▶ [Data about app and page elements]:
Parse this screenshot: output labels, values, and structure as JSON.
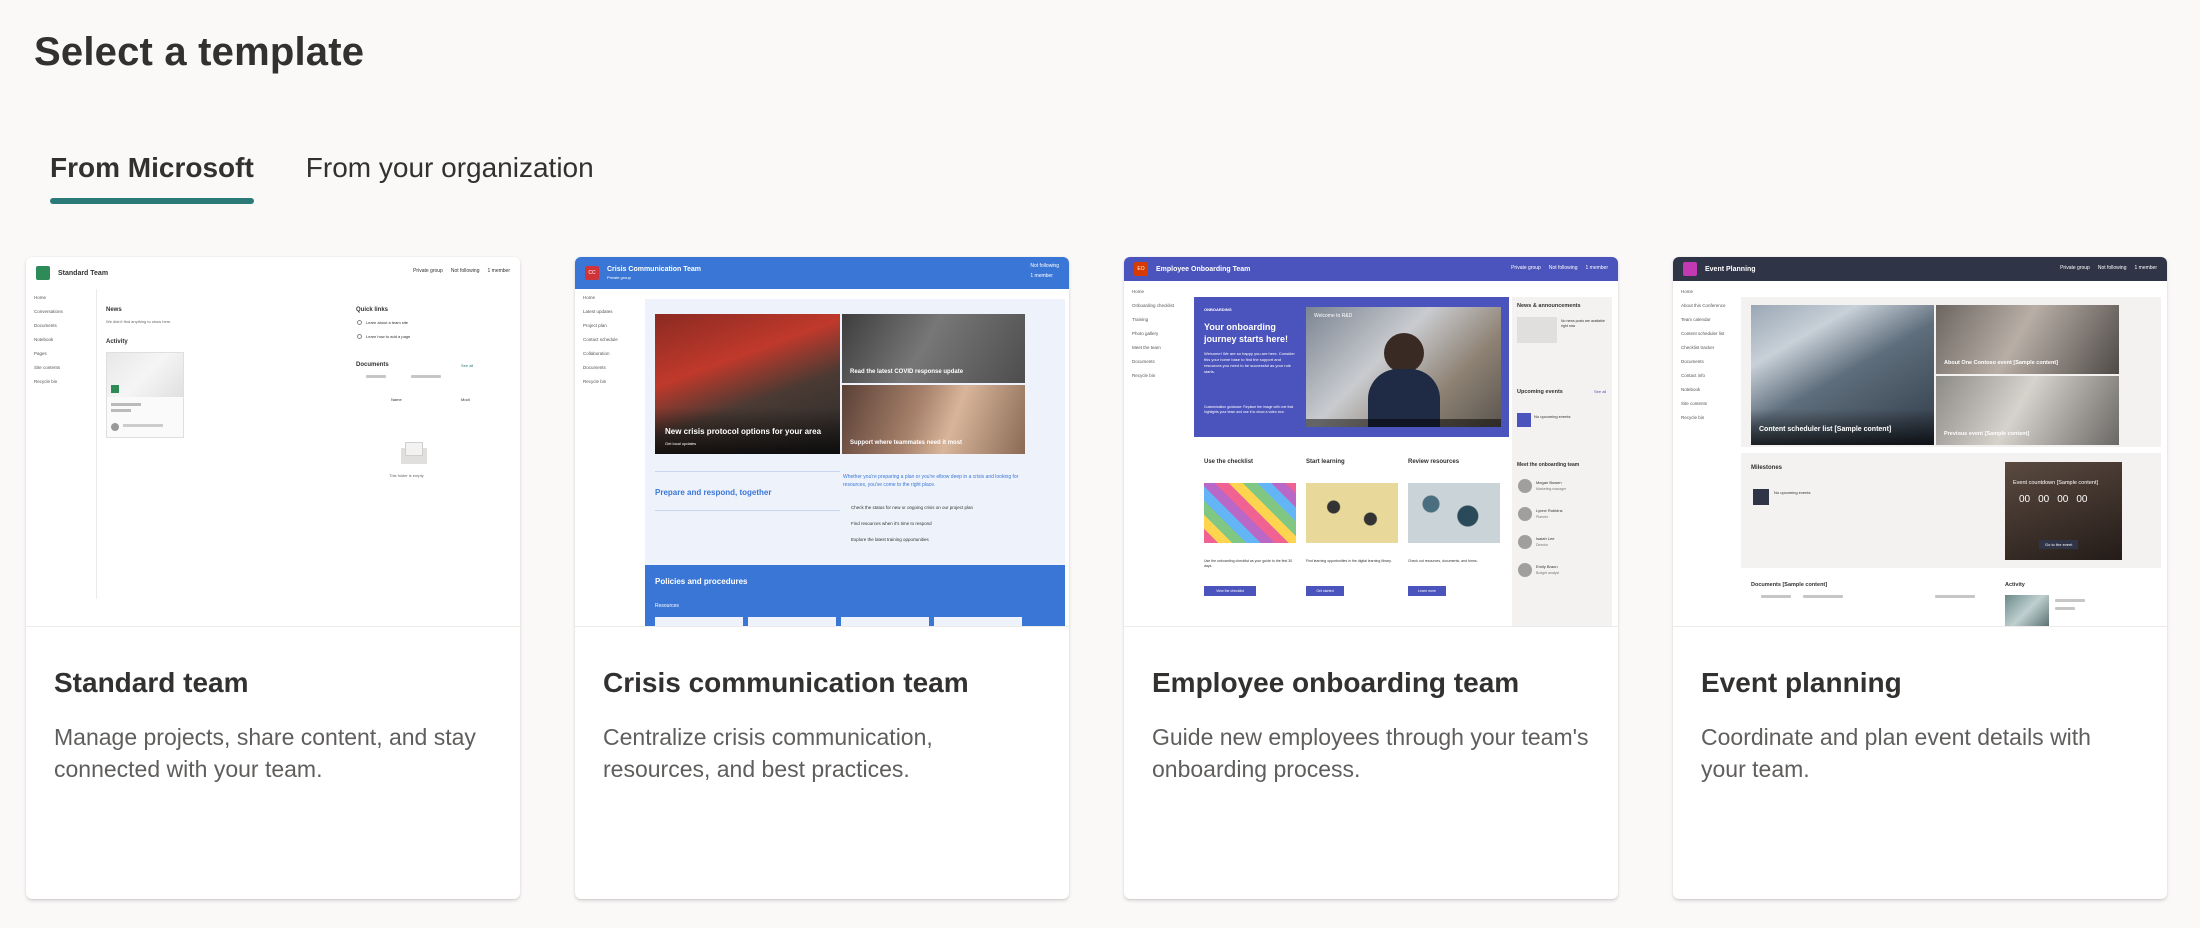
{
  "page": {
    "title": "Select a template"
  },
  "tabs": [
    {
      "label": "From Microsoft",
      "active": true
    },
    {
      "label": "From your organization",
      "active": false
    }
  ],
  "colors": {
    "accent": "#2b7a78",
    "crisis_blue": "#3a76d6",
    "onboarding_indigo": "#4b53bc",
    "event_dark": "#2f3447"
  },
  "templates": [
    {
      "title": "Standard team",
      "description": "Manage projects, share content, and stay connected with your team.",
      "preview": {
        "site_name": "Standard Team",
        "header_right": [
          "Private group",
          "Not following",
          "1 member"
        ],
        "nav": [
          "Home",
          "Conversations",
          "Documents",
          "Notebook",
          "Pages",
          "Site contents",
          "Recycle bin"
        ],
        "news": "News",
        "news_text": "We didn't find anything to show here.",
        "activity": "Activity",
        "quick_links": "Quick links",
        "quick_link_items": [
          "Learn about a team site",
          "Learn how to add a page"
        ],
        "documents": "Documents",
        "see_all": "See all",
        "doc_columns": [
          "Name",
          "Modi"
        ],
        "empty_text": "This folder is empty"
      }
    },
    {
      "title": "Crisis communication team",
      "description": "Centralize crisis communication, resources, and best practices.",
      "preview": {
        "site_name": "Crisis Communication Team",
        "site_sub": "Private group",
        "logo_text": "CC",
        "header_right": [
          "Not following",
          "1 member"
        ],
        "nav": [
          "Home",
          "Latest updates",
          "Project plan",
          "Contact schedule",
          "Collaboration",
          "Documents",
          "Recycle bin"
        ],
        "hero_main": "New crisis protocol options for your area",
        "hero_main_sub": "Get local updates",
        "hero_top": "Read the latest COVID response update",
        "hero_bottom": "Support where teammates need it most",
        "prepare": "Prepare and respond, together",
        "intro": "Whether you're preparing a plan or you're elbow deep in a crisis and looking for resources, you've come to the right place.",
        "bullets": [
          "Check the status for new or ongoing crisis on our project plan",
          "Find resources when it's time to respond",
          "Explore the latest training opportunities"
        ],
        "policies": "Policies and procedures",
        "resources": "Resources"
      }
    },
    {
      "title": "Employee onboarding team",
      "description": "Guide new employees through your team's onboarding process.",
      "preview": {
        "site_name": "Employee Onboarding Team",
        "logo_text": "EO",
        "header_right": [
          "Private group",
          "Not following",
          "1 member"
        ],
        "nav": [
          "Home",
          "Onboarding checklist",
          "Training",
          "Photo gallery",
          "Meet the team",
          "Documents",
          "Recycle bin"
        ],
        "hero_tag": "ONBOARDING",
        "hero_title": "Your onboarding journey starts here!",
        "hero_text": "Welcome! We are so happy you are here. Consider this your home base to find the support and resources you need to be successful as your role starts.",
        "hero_footer": "Customization guidance: Replace the image with one that highlights your team and use it to show a video tour.",
        "video_title": "Welcome to R&D",
        "news": "News & announcements",
        "news_text": "No news posts are available right now",
        "events": "Upcoming events",
        "events_item": "No upcoming events",
        "see_all": "See all",
        "columns": [
          {
            "title": "Use the checklist",
            "text": "Use the onboarding checklist as your guide to the first 30 days.",
            "button": "View the checklist"
          },
          {
            "title": "Start learning",
            "text": "Find learning opportunities in the digital learning library.",
            "button": "Get started"
          },
          {
            "title": "Review resources",
            "text": "Check out resources, documents, and forms.",
            "button": "Learn more"
          }
        ],
        "team_heading": "Meet the onboarding team",
        "team": [
          {
            "name": "Megan Bowen",
            "role": "Marketing manager"
          },
          {
            "name": "Lynne Robbins",
            "role": "Planner"
          },
          {
            "name": "Isaiah Lee",
            "role": "Director"
          },
          {
            "name": "Emily Braun",
            "role": "Budget analyst"
          }
        ]
      }
    },
    {
      "title": "Event planning",
      "description": "Coordinate and plan event details with your team.",
      "preview": {
        "site_name": "Event Planning",
        "header_right": [
          "Private group",
          "Not following",
          "1 member"
        ],
        "nav": [
          "Home",
          "About this Conference",
          "Team calendar",
          "Content scheduler list",
          "Checklist tracker",
          "Documents",
          "Contact info",
          "Notebook",
          "Site contents",
          "Recycle bin"
        ],
        "hero_main": "Content scheduler list [Sample content]",
        "hero_top": "About One Contoso event [Sample content]",
        "hero_bottom": "Previous event [Sample content]",
        "milestones": "Milestones",
        "milestones_item": "No upcoming events",
        "countdown": "Event countdown [Sample content]",
        "countdown_digits": [
          "00",
          "00",
          "00",
          "00"
        ],
        "countdown_link": "Go to the event",
        "documents": "Documents [Sample content]",
        "activity": "Activity"
      }
    }
  ]
}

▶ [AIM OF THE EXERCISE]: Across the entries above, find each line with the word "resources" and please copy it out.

▶ [WRITTEN ANSWER]:
      "description": "Centralize crisis communication, resources, and best practices.",
        "intro": "Whether you're preparing a plan or you're elbow deep in a crisis and looking for resources, you've come to the right place.",
          "Find resources when it's time to respond",
        "resources": "Resources"
        "hero_text": "Welcome! We are so happy you are here. Consider this your home base to find the support and resources you need to be successful as your role starts.",
            "title": "Review resources",
            "text": "Check out resources, documents, and forms.",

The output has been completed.